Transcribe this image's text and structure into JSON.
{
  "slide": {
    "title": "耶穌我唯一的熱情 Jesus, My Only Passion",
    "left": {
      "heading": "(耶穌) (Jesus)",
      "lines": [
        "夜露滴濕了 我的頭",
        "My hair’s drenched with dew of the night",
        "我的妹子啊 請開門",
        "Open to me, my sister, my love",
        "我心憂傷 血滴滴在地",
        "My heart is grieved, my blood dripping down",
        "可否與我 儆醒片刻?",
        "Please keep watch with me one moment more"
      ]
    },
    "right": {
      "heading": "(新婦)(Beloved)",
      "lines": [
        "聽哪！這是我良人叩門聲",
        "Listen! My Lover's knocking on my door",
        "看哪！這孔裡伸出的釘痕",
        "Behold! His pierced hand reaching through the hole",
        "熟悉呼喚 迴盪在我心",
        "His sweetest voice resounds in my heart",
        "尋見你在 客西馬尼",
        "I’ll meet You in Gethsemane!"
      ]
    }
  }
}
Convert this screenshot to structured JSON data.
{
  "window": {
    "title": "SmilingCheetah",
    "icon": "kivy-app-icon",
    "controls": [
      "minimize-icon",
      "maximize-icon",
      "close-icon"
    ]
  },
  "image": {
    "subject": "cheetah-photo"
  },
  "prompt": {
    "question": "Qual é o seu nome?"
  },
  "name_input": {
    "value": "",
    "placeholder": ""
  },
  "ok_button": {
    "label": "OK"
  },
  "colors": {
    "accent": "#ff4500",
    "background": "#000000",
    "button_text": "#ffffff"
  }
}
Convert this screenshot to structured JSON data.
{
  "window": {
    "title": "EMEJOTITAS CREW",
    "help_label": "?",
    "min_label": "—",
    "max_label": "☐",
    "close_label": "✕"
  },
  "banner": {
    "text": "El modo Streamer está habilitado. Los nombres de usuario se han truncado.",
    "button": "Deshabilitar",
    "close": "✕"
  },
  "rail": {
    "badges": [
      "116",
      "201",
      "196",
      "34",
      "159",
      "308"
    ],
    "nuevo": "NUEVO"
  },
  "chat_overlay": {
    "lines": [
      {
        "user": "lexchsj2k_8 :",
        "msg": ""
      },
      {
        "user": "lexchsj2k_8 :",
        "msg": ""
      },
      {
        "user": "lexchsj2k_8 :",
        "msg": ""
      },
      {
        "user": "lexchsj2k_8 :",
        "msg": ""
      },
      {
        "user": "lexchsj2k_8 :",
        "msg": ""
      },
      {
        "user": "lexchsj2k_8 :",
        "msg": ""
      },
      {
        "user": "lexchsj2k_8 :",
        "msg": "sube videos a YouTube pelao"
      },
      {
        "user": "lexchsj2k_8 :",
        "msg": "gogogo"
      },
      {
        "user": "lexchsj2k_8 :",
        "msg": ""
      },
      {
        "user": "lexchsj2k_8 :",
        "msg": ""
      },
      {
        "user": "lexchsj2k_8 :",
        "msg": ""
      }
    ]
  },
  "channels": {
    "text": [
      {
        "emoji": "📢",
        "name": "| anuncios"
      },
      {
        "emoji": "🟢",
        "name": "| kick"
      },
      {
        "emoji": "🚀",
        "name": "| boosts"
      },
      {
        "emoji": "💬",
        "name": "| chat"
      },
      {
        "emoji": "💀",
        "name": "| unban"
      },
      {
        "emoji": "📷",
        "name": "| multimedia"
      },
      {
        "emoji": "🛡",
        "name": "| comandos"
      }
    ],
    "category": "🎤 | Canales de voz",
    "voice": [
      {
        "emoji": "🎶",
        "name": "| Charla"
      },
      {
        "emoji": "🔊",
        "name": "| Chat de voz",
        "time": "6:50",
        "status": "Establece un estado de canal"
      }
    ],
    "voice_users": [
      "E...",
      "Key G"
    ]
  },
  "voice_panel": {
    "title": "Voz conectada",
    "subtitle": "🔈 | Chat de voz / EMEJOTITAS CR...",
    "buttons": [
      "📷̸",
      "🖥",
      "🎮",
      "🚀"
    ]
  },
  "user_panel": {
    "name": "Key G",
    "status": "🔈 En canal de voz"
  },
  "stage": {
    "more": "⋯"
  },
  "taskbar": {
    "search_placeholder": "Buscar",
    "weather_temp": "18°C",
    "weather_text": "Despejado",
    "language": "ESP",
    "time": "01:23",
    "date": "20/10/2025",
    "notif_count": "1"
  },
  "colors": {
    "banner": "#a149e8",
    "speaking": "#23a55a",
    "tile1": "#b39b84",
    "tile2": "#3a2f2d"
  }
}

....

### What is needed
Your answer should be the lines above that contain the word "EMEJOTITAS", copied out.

### Reply
    "title": "EMEJOTITAS CREW",
    "subtitle": "🔈 | Chat de voz / EMEJOTITAS CR...",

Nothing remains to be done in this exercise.